1.8 times larger than Earth
The small exoplanet CoRoT-7b detected by CNES’s CoRoT spacecraft has turned out to be the 1st rocky planet discovered outside our solar system with a density similar to Earth’s, according to results published Wednesday.
The astronomers who announced the planet’s discovery in February have now calculated its mass and density, revealing that it is a rocky world, indicated the European Southern Observatory (ESO).
“This is the ultimate reward: we’ve hit an Earth analogue,” Didier Queloz from the Geneva Observatory, leader of the team who made the discovery, told AFP. “CoRoT-7b justifies all the efforts that have gone into CoRoT.”
The small planet, with a diameter 1.8 larger than Earth, is very close to its star and its mass is five times that of Earth, according to data acquired by the HARPS spectrograph on ESO’s telescope at La Silla, Chile.
“Until now, we had no way of knowing the composition of all these small planets we’re finding,” explains Didier Queloz.
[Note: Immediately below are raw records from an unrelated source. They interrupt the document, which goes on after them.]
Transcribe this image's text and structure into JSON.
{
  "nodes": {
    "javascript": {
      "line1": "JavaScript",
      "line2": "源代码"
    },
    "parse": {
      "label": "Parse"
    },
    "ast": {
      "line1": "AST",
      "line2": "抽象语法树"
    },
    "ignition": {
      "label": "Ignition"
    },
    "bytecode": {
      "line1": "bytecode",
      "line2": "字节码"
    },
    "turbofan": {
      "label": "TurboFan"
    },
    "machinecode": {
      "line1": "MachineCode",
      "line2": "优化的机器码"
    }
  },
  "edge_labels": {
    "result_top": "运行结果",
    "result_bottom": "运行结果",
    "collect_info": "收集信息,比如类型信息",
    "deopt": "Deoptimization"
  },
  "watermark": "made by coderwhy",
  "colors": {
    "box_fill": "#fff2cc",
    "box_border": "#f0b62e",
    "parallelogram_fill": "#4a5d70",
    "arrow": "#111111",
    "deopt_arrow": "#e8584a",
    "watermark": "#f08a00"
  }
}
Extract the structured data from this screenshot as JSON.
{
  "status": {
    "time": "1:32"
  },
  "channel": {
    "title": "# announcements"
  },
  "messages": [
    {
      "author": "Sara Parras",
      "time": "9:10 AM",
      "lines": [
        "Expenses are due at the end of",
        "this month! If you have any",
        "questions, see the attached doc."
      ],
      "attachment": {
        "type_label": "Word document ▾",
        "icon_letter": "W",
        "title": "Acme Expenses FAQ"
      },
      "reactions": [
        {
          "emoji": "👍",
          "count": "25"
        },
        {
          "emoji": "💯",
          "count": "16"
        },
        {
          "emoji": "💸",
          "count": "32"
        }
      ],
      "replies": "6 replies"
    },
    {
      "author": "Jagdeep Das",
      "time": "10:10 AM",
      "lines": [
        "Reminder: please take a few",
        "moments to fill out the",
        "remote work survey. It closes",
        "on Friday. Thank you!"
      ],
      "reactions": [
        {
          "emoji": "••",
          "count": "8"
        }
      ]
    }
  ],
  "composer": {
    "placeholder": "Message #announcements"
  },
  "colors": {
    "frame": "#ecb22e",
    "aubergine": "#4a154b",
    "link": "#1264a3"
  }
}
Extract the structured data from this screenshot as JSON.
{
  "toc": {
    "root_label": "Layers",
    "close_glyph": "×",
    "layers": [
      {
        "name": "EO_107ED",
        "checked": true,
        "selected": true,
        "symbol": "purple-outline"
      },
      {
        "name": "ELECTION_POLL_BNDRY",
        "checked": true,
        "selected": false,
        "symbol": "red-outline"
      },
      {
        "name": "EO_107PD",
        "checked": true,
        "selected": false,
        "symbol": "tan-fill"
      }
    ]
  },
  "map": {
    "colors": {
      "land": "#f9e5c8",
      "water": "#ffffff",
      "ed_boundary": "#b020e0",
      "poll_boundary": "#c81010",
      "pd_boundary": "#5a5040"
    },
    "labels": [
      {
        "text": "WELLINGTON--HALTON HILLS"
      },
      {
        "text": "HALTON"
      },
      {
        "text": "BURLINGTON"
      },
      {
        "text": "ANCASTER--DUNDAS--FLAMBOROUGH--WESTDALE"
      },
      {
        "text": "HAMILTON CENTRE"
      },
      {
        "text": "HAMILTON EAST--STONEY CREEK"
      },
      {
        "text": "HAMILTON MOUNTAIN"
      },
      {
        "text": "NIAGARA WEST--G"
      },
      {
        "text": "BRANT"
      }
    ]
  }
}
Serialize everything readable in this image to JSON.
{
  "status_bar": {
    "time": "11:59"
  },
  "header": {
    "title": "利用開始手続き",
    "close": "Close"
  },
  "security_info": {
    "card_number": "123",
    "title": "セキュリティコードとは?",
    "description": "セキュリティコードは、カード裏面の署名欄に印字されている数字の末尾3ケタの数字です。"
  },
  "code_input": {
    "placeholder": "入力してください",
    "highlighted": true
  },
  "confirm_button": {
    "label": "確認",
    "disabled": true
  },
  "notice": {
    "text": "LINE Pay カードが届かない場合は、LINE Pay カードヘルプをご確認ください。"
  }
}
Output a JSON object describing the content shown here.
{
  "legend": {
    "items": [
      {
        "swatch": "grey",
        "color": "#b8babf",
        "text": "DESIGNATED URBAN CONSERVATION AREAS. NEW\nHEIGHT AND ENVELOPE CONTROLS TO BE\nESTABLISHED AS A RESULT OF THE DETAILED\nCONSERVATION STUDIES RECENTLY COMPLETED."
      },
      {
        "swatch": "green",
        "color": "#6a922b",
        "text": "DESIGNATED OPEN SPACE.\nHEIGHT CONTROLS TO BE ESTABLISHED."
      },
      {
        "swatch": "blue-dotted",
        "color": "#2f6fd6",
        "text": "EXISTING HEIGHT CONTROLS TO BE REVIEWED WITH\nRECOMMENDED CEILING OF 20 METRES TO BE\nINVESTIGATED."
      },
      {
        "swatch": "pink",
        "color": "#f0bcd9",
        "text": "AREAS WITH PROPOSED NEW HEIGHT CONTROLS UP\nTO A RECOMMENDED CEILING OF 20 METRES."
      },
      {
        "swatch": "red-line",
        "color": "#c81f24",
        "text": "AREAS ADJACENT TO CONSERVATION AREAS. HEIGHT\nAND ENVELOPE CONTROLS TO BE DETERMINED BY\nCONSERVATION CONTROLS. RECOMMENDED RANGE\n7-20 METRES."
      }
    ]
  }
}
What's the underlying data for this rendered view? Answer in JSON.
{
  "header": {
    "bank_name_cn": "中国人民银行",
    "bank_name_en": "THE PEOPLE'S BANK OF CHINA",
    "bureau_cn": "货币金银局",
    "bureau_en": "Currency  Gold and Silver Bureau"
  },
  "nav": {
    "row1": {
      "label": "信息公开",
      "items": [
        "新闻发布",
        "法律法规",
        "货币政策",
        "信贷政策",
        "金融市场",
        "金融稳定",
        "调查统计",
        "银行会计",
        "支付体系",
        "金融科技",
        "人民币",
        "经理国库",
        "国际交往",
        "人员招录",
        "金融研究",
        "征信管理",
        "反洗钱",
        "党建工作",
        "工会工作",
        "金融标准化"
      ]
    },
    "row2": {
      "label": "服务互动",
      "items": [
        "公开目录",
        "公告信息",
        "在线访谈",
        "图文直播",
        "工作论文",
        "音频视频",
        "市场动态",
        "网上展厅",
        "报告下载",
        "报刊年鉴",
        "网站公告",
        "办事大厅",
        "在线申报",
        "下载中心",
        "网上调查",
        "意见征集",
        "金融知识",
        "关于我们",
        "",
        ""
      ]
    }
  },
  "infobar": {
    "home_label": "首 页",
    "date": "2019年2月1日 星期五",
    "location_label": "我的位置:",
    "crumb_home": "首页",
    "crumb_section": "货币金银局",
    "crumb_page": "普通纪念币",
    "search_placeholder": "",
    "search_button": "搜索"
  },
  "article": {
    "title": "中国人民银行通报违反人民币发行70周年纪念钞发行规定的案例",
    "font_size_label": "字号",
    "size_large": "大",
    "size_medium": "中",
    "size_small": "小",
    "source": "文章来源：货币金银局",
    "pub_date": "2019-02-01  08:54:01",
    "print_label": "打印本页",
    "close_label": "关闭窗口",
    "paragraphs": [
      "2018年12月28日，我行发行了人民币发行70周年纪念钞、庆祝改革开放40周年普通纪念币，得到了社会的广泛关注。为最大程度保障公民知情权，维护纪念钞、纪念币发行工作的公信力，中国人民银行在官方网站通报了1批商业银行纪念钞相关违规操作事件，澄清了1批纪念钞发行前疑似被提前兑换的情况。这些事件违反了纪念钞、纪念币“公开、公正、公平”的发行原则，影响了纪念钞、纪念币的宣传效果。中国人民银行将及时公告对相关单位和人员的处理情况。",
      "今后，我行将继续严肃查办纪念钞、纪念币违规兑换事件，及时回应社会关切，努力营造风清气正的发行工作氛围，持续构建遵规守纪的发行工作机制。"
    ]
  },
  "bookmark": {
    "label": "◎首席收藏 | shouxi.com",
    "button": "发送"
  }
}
He added: “But as CoRoT-7b is rocky, it’s likely that similar planets with a mass 3 to 5 times that of Earth are rocky too.” So far, 10 such “super Earths” have been discovered.
“This makes CoRoT-7b a casebook study,” underlined Queloz, among the 374 planets detected outside our solar system that have been classified and categorized. “The most massive are gas giants like Jupiter, which formed a long way from their star before being pulled closer in. We call these hot Jupiters.”
Furthermore, observations by ESO detected the presence of a second planet, named CoRoT-7c, with a mass 8 times that of Earth.
Everything seems to point to the 1st planetary system found with 2 super Earths, each with a mass less than 10 times that of Earth.